Directions for this task: Quote all of the data that follows exactly as written, skipping the images.

Information provided:
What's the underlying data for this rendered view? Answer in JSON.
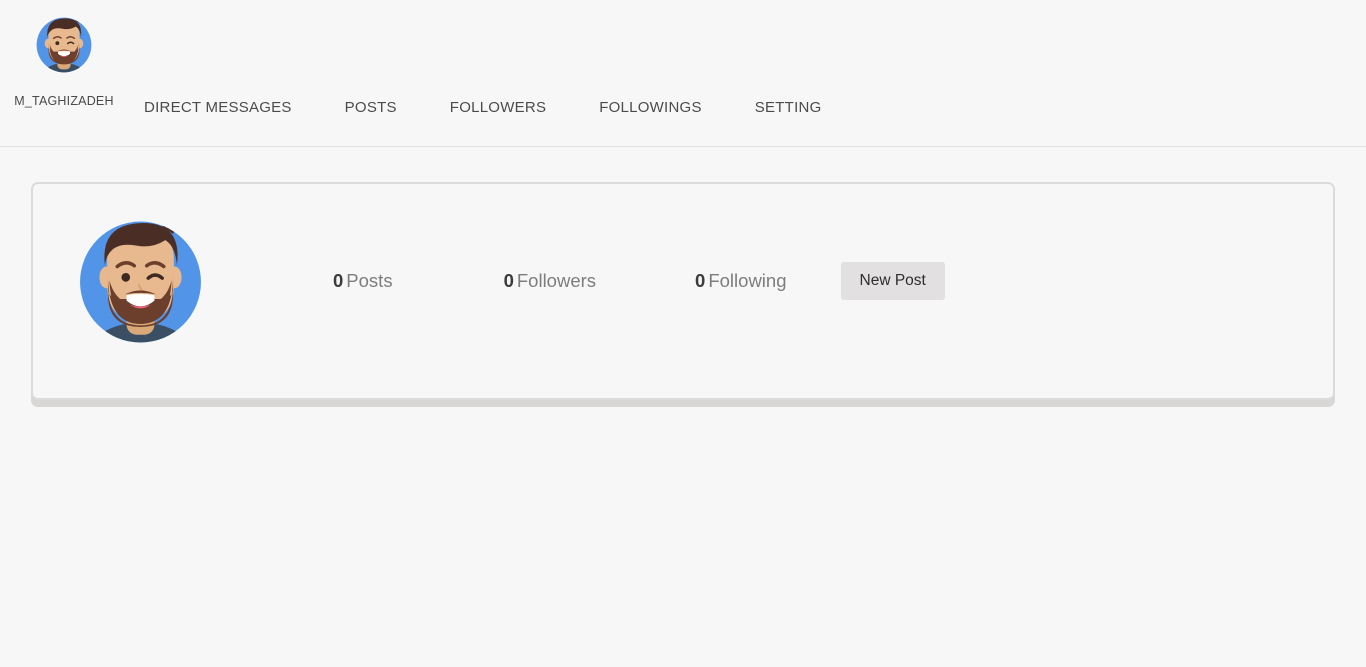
{
  "header": {
    "username": "M_TAGHIZADEH",
    "avatar_icon": "user-avatar-bearded-man",
    "nav": [
      {
        "label": "DIRECT MESSAGES",
        "name": "nav-direct-messages"
      },
      {
        "label": "POSTS",
        "name": "nav-posts"
      },
      {
        "label": "FOLLOWERS",
        "name": "nav-followers"
      },
      {
        "label": "FOLLOWINGS",
        "name": "nav-followings"
      },
      {
        "label": "SETTING",
        "name": "nav-setting"
      }
    ]
  },
  "profile": {
    "avatar_icon": "profile-avatar-bearded-man",
    "stats": {
      "posts_count": "0",
      "posts_label": "Posts",
      "followers_count": "0",
      "followers_label": "Followers",
      "following_count": "0",
      "following_label": "Following"
    },
    "new_post_label": "New Post"
  },
  "colors": {
    "page_background": "#f7f7f7",
    "avatar_blue": "#5294e8",
    "avatar_skin": "#e8b88f",
    "avatar_hair": "#4a2e26",
    "avatar_shirt": "#3a4f63",
    "card_border": "#dcdada",
    "card_shadow": "#d9d6d6",
    "button_background": "#e2e0e0",
    "nav_text": "#4b4b4b",
    "stat_number": "#3c3c3c",
    "stat_label": "#7d7d7d"
  }
}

Answer area:
What's the underlying data for this rendered view? Answer in JSON.
{
  "header": {
    "username": "M_TAGHIZADEH",
    "avatar_icon": "user-avatar-bearded-man",
    "nav": [
      {
        "label": "DIRECT MESSAGES",
        "name": "nav-direct-messages"
      },
      {
        "label": "POSTS",
        "name": "nav-posts"
      },
      {
        "label": "FOLLOWERS",
        "name": "nav-followers"
      },
      {
        "label": "FOLLOWINGS",
        "name": "nav-followings"
      },
      {
        "label": "SETTING",
        "name": "nav-setting"
      }
    ]
  },
  "profile": {
    "avatar_icon": "profile-avatar-bearded-man",
    "stats": {
      "posts_count": "0",
      "posts_label": "Posts",
      "followers_count": "0",
      "followers_label": "Followers",
      "following_count": "0",
      "following_label": "Following"
    },
    "new_post_label": "New Post"
  },
  "colors": {
    "page_background": "#f7f7f7",
    "avatar_blue": "#5294e8",
    "avatar_skin": "#e8b88f",
    "avatar_hair": "#4a2e26",
    "avatar_shirt": "#3a4f63",
    "card_border": "#dcdada",
    "card_shadow": "#d9d6d6",
    "button_background": "#e2e0e0",
    "nav_text": "#4b4b4b",
    "stat_number": "#3c3c3c",
    "stat_label": "#7d7d7d"
  }
}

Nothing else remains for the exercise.